*** Extracted entries ***

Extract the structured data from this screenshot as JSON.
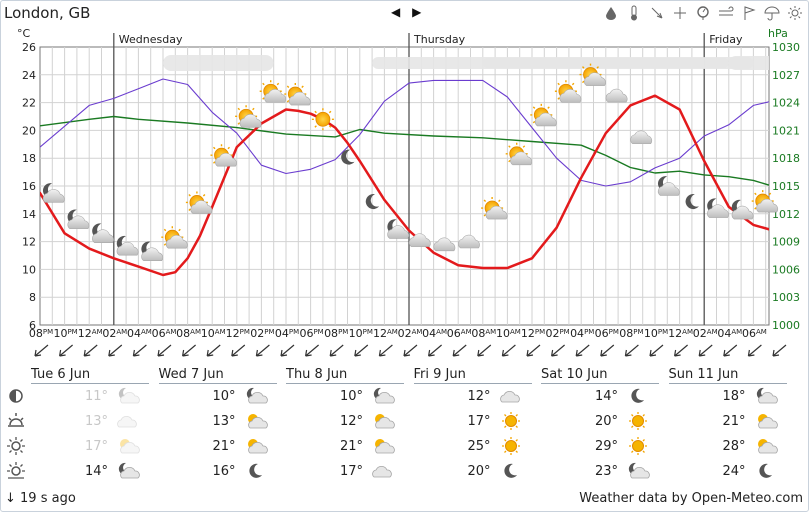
{
  "location": "London, GB",
  "nav": {
    "prev": "◀",
    "next": "▶"
  },
  "toolbar": [
    "rain-icon",
    "thermometer-icon",
    "wind-direction-icon",
    "crosshair-icon",
    "pressure-icon",
    "wind-icon",
    "flag-icon",
    "umbrella-icon",
    "sun-icon"
  ],
  "chart": {
    "left_unit": "°C",
    "right_unit": "hPa",
    "y_ticks": [
      "26",
      "24",
      "22",
      "20",
      "18",
      "16",
      "14",
      "12",
      "10",
      "8",
      "6"
    ],
    "p_ticks": [
      "1030",
      "1027",
      "1024",
      "1021",
      "1018",
      "1015",
      "1012",
      "1009",
      "1006",
      "1003",
      "1000"
    ],
    "day_labels": [
      "Wednesday",
      "Thursday",
      "Friday"
    ],
    "hour_labels": [
      {
        "h": "08",
        "ap": "PM"
      },
      {
        "h": "10",
        "ap": "PM"
      },
      {
        "h": "12",
        "ap": "AM"
      },
      {
        "h": "02",
        "ap": "AM"
      },
      {
        "h": "04",
        "ap": "AM"
      },
      {
        "h": "06",
        "ap": "AM"
      },
      {
        "h": "08",
        "ap": "AM"
      },
      {
        "h": "10",
        "ap": "AM"
      },
      {
        "h": "12",
        "ap": "PM"
      },
      {
        "h": "02",
        "ap": "PM"
      },
      {
        "h": "04",
        "ap": "PM"
      },
      {
        "h": "06",
        "ap": "PM"
      },
      {
        "h": "08",
        "ap": "PM"
      },
      {
        "h": "10",
        "ap": "PM"
      },
      {
        "h": "12",
        "ap": "AM"
      },
      {
        "h": "02",
        "ap": "AM"
      },
      {
        "h": "04",
        "ap": "AM"
      },
      {
        "h": "06",
        "ap": "AM"
      },
      {
        "h": "08",
        "ap": "AM"
      },
      {
        "h": "10",
        "ap": "AM"
      },
      {
        "h": "12",
        "ap": "PM"
      },
      {
        "h": "02",
        "ap": "PM"
      },
      {
        "h": "04",
        "ap": "PM"
      },
      {
        "h": "06",
        "ap": "PM"
      },
      {
        "h": "08",
        "ap": "PM"
      },
      {
        "h": "10",
        "ap": "PM"
      },
      {
        "h": "12",
        "ap": "AM"
      },
      {
        "h": "02",
        "ap": "AM"
      },
      {
        "h": "04",
        "ap": "AM"
      },
      {
        "h": "06",
        "ap": "AM"
      }
    ]
  },
  "chart_data": {
    "type": "line",
    "x_unit": "hours from Tue 6 Jun 6 PM",
    "series": [
      {
        "name": "temperature",
        "color": "#e31a1c",
        "unit": "°C",
        "x": [
          0,
          2,
          4,
          6,
          8,
          10,
          11,
          12,
          13,
          14,
          16,
          18,
          20,
          21,
          22,
          23,
          24,
          25,
          26,
          28,
          30,
          32,
          34,
          36,
          38,
          40,
          42,
          44,
          46,
          48,
          50,
          52,
          54,
          56,
          58,
          60
        ],
        "y": [
          15.5,
          12.6,
          11.5,
          10.8,
          10.2,
          9.6,
          9.8,
          10.8,
          12.4,
          14.5,
          18.8,
          20.5,
          21.5,
          21.4,
          21.2,
          20.8,
          20.2,
          19.1,
          17.8,
          15,
          12.8,
          11.2,
          10.3,
          10.1,
          10.1,
          10.8,
          13,
          16.6,
          19.8,
          21.8,
          22.5,
          21.5,
          17.8,
          14.5,
          13.2,
          12.7
        ]
      },
      {
        "name": "humidity",
        "color": "#6a3ccf",
        "x": [
          0,
          4,
          6,
          8,
          10,
          12,
          14,
          16,
          18,
          20,
          22,
          24,
          26,
          28,
          30,
          32,
          34,
          36,
          38,
          40,
          42,
          44,
          46,
          48,
          50,
          52,
          54,
          56,
          58,
          60
        ],
        "y": [
          18.8,
          21.8,
          22.3,
          23.0,
          23.7,
          23.3,
          21.3,
          19.8,
          17.5,
          16.9,
          17.2,
          17.9,
          19.7,
          22.1,
          23.4,
          23.6,
          23.6,
          23.6,
          22.4,
          20.2,
          18.0,
          16.4,
          16.0,
          16.3,
          17.3,
          18.0,
          19.6,
          20.4,
          21.8,
          22.2
        ]
      },
      {
        "name": "pressure",
        "color": "#1a7a22",
        "unit": "hPa",
        "x": [
          0,
          4,
          6,
          8,
          12,
          16,
          20,
          24,
          26,
          28,
          32,
          36,
          40,
          44,
          46,
          48,
          50,
          52,
          54,
          56,
          58,
          60
        ],
        "y": [
          1021.5,
          1022.2,
          1022.5,
          1022.2,
          1021.8,
          1021.3,
          1020.6,
          1020.3,
          1021.1,
          1020.7,
          1020.4,
          1020.2,
          1019.8,
          1019.4,
          1018.3,
          1017.0,
          1016.4,
          1016.6,
          1016.2,
          1016.0,
          1015.6,
          1014.8
        ]
      }
    ],
    "ylim": [
      6,
      26
    ],
    "y2lim": [
      1000,
      1030
    ]
  },
  "wind_arrows_count": 31,
  "days": [
    {
      "name": "Tue 6 Jun",
      "rows": [
        {
          "t": "11°",
          "icon": "night-partly-cloudy",
          "dim": true
        },
        {
          "t": "13°",
          "icon": "cloudy",
          "dim": true
        },
        {
          "t": "17°",
          "icon": "partly-cloudy",
          "dim": true
        },
        {
          "t": "14°",
          "icon": "night-partly-cloudy",
          "dim": false
        }
      ]
    },
    {
      "name": "Wed 7 Jun",
      "rows": [
        {
          "t": "10°",
          "icon": "night-partly-cloudy",
          "dim": false
        },
        {
          "t": "13°",
          "icon": "partly-cloudy",
          "dim": false
        },
        {
          "t": "21°",
          "icon": "partly-cloudy",
          "dim": false
        },
        {
          "t": "16°",
          "icon": "moon",
          "dim": false
        }
      ]
    },
    {
      "name": "Thu 8 Jun",
      "rows": [
        {
          "t": "10°",
          "icon": "night-partly-cloudy",
          "dim": false
        },
        {
          "t": "12°",
          "icon": "partly-cloudy",
          "dim": false
        },
        {
          "t": "21°",
          "icon": "partly-cloudy",
          "dim": false
        },
        {
          "t": "17°",
          "icon": "cloudy",
          "dim": false
        }
      ]
    },
    {
      "name": "Fri 9 Jun",
      "rows": [
        {
          "t": "12°",
          "icon": "cloudy",
          "dim": false
        },
        {
          "t": "17°",
          "icon": "sun",
          "dim": false
        },
        {
          "t": "25°",
          "icon": "sun",
          "dim": false
        },
        {
          "t": "20°",
          "icon": "moon",
          "dim": false
        }
      ]
    },
    {
      "name": "Sat 10 Jun",
      "rows": [
        {
          "t": "14°",
          "icon": "moon",
          "dim": false
        },
        {
          "t": "20°",
          "icon": "sun",
          "dim": false
        },
        {
          "t": "29°",
          "icon": "sun",
          "dim": false
        },
        {
          "t": "23°",
          "icon": "night-partly-cloudy",
          "dim": false
        }
      ]
    },
    {
      "name": "Sun 11 Jun",
      "rows": [
        {
          "t": "18°",
          "icon": "night-partly-cloudy",
          "dim": false
        },
        {
          "t": "21°",
          "icon": "partly-cloudy",
          "dim": false
        },
        {
          "t": "28°",
          "icon": "partly-cloudy",
          "dim": false
        },
        {
          "t": "24°",
          "icon": "moon",
          "dim": false
        }
      ]
    }
  ],
  "row_icons": [
    "moon-phase-icon",
    "sunrise-icon",
    "sun-noon-icon",
    "sunset-icon"
  ],
  "footer": {
    "updated": "↓ 19 s ago",
    "credit": "Weather data by Open-Meteo.com"
  }
}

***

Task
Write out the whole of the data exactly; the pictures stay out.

Task result
Extract the structured data from this screenshot as JSON.
{
  "location": "London, GB",
  "nav": {
    "prev": "◀",
    "next": "▶"
  },
  "toolbar": [
    "rain-icon",
    "thermometer-icon",
    "wind-direction-icon",
    "crosshair-icon",
    "pressure-icon",
    "wind-icon",
    "flag-icon",
    "umbrella-icon",
    "sun-icon"
  ],
  "chart": {
    "left_unit": "°C",
    "right_unit": "hPa",
    "y_ticks": [
      "26",
      "24",
      "22",
      "20",
      "18",
      "16",
      "14",
      "12",
      "10",
      "8",
      "6"
    ],
    "p_ticks": [
      "1030",
      "1027",
      "1024",
      "1021",
      "1018",
      "1015",
      "1012",
      "1009",
      "1006",
      "1003",
      "1000"
    ],
    "day_labels": [
      "Wednesday",
      "Thursday",
      "Friday"
    ],
    "hour_labels": [
      {
        "h": "08",
        "ap": "PM"
      },
      {
        "h": "10",
        "ap": "PM"
      },
      {
        "h": "12",
        "ap": "AM"
      },
      {
        "h": "02",
        "ap": "AM"
      },
      {
        "h": "04",
        "ap": "AM"
      },
      {
        "h": "06",
        "ap": "AM"
      },
      {
        "h": "08",
        "ap": "AM"
      },
      {
        "h": "10",
        "ap": "AM"
      },
      {
        "h": "12",
        "ap": "PM"
      },
      {
        "h": "02",
        "ap": "PM"
      },
      {
        "h": "04",
        "ap": "PM"
      },
      {
        "h": "06",
        "ap": "PM"
      },
      {
        "h": "08",
        "ap": "PM"
      },
      {
        "h": "10",
        "ap": "PM"
      },
      {
        "h": "12",
        "ap": "AM"
      },
      {
        "h": "02",
        "ap": "AM"
      },
      {
        "h": "04",
        "ap": "AM"
      },
      {
        "h": "06",
        "ap": "AM"
      },
      {
        "h": "08",
        "ap": "AM"
      },
      {
        "h": "10",
        "ap": "AM"
      },
      {
        "h": "12",
        "ap": "PM"
      },
      {
        "h": "02",
        "ap": "PM"
      },
      {
        "h": "04",
        "ap": "PM"
      },
      {
        "h": "06",
        "ap": "PM"
      },
      {
        "h": "08",
        "ap": "PM"
      },
      {
        "h": "10",
        "ap": "PM"
      },
      {
        "h": "12",
        "ap": "AM"
      },
      {
        "h": "02",
        "ap": "AM"
      },
      {
        "h": "04",
        "ap": "AM"
      },
      {
        "h": "06",
        "ap": "AM"
      }
    ]
  },
  "chart_data": {
    "type": "line",
    "x_unit": "hours from Tue 6 Jun 6 PM",
    "series": [
      {
        "name": "temperature",
        "color": "#e31a1c",
        "unit": "°C",
        "x": [
          0,
          2,
          4,
          6,
          8,
          10,
          11,
          12,
          13,
          14,
          16,
          18,
          20,
          21,
          22,
          23,
          24,
          25,
          26,
          28,
          30,
          32,
          34,
          36,
          38,
          40,
          42,
          44,
          46,
          48,
          50,
          52,
          54,
          56,
          58,
          60
        ],
        "y": [
          15.5,
          12.6,
          11.5,
          10.8,
          10.2,
          9.6,
          9.8,
          10.8,
          12.4,
          14.5,
          18.8,
          20.5,
          21.5,
          21.4,
          21.2,
          20.8,
          20.2,
          19.1,
          17.8,
          15,
          12.8,
          11.2,
          10.3,
          10.1,
          10.1,
          10.8,
          13,
          16.6,
          19.8,
          21.8,
          22.5,
          21.5,
          17.8,
          14.5,
          13.2,
          12.7
        ]
      },
      {
        "name": "humidity",
        "color": "#6a3ccf",
        "x": [
          0,
          4,
          6,
          8,
          10,
          12,
          14,
          16,
          18,
          20,
          22,
          24,
          26,
          28,
          30,
          32,
          34,
          36,
          38,
          40,
          42,
          44,
          46,
          48,
          50,
          52,
          54,
          56,
          58,
          60
        ],
        "y": [
          18.8,
          21.8,
          22.3,
          23.0,
          23.7,
          23.3,
          21.3,
          19.8,
          17.5,
          16.9,
          17.2,
          17.9,
          19.7,
          22.1,
          23.4,
          23.6,
          23.6,
          23.6,
          22.4,
          20.2,
          18.0,
          16.4,
          16.0,
          16.3,
          17.3,
          18.0,
          19.6,
          20.4,
          21.8,
          22.2
        ]
      },
      {
        "name": "pressure",
        "color": "#1a7a22",
        "unit": "hPa",
        "x": [
          0,
          4,
          6,
          8,
          12,
          16,
          20,
          24,
          26,
          28,
          32,
          36,
          40,
          44,
          46,
          48,
          50,
          52,
          54,
          56,
          58,
          60
        ],
        "y": [
          1021.5,
          1022.2,
          1022.5,
          1022.2,
          1021.8,
          1021.3,
          1020.6,
          1020.3,
          1021.1,
          1020.7,
          1020.4,
          1020.2,
          1019.8,
          1019.4,
          1018.3,
          1017.0,
          1016.4,
          1016.6,
          1016.2,
          1016.0,
          1015.6,
          1014.8
        ]
      }
    ],
    "ylim": [
      6,
      26
    ],
    "y2lim": [
      1000,
      1030
    ]
  },
  "wind_arrows_count": 31,
  "days": [
    {
      "name": "Tue 6 Jun",
      "rows": [
        {
          "t": "11°",
          "icon": "night-partly-cloudy",
          "dim": true
        },
        {
          "t": "13°",
          "icon": "cloudy",
          "dim": true
        },
        {
          "t": "17°",
          "icon": "partly-cloudy",
          "dim": true
        },
        {
          "t": "14°",
          "icon": "night-partly-cloudy",
          "dim": false
        }
      ]
    },
    {
      "name": "Wed 7 Jun",
      "rows": [
        {
          "t": "10°",
          "icon": "night-partly-cloudy",
          "dim": false
        },
        {
          "t": "13°",
          "icon": "partly-cloudy",
          "dim": false
        },
        {
          "t": "21°",
          "icon": "partly-cloudy",
          "dim": false
        },
        {
          "t": "16°",
          "icon": "moon",
          "dim": false
        }
      ]
    },
    {
      "name": "Thu 8 Jun",
      "rows": [
        {
          "t": "10°",
          "icon": "night-partly-cloudy",
          "dim": false
        },
        {
          "t": "12°",
          "icon": "partly-cloudy",
          "dim": false
        },
        {
          "t": "21°",
          "icon": "partly-cloudy",
          "dim": false
        },
        {
          "t": "17°",
          "icon": "cloudy",
          "dim": false
        }
      ]
    },
    {
      "name": "Fri 9 Jun",
      "rows": [
        {
          "t": "12°",
          "icon": "cloudy",
          "dim": false
        },
        {
          "t": "17°",
          "icon": "sun",
          "dim": false
        },
        {
          "t": "25°",
          "icon": "sun",
          "dim": false
        },
        {
          "t": "20°",
          "icon": "moon",
          "dim": false
        }
      ]
    },
    {
      "name": "Sat 10 Jun",
      "rows": [
        {
          "t": "14°",
          "icon": "moon",
          "dim": false
        },
        {
          "t": "20°",
          "icon": "sun",
          "dim": false
        },
        {
          "t": "29°",
          "icon": "sun",
          "dim": false
        },
        {
          "t": "23°",
          "icon": "night-partly-cloudy",
          "dim": false
        }
      ]
    },
    {
      "name": "Sun 11 Jun",
      "rows": [
        {
          "t": "18°",
          "icon": "night-partly-cloudy",
          "dim": false
        },
        {
          "t": "21°",
          "icon": "partly-cloudy",
          "dim": false
        },
        {
          "t": "28°",
          "icon": "partly-cloudy",
          "dim": false
        },
        {
          "t": "24°",
          "icon": "moon",
          "dim": false
        }
      ]
    }
  ],
  "row_icons": [
    "moon-phase-icon",
    "sunrise-icon",
    "sun-noon-icon",
    "sunset-icon"
  ],
  "footer": {
    "updated": "↓ 19 s ago",
    "credit": "Weather data by Open-Meteo.com"
  }
}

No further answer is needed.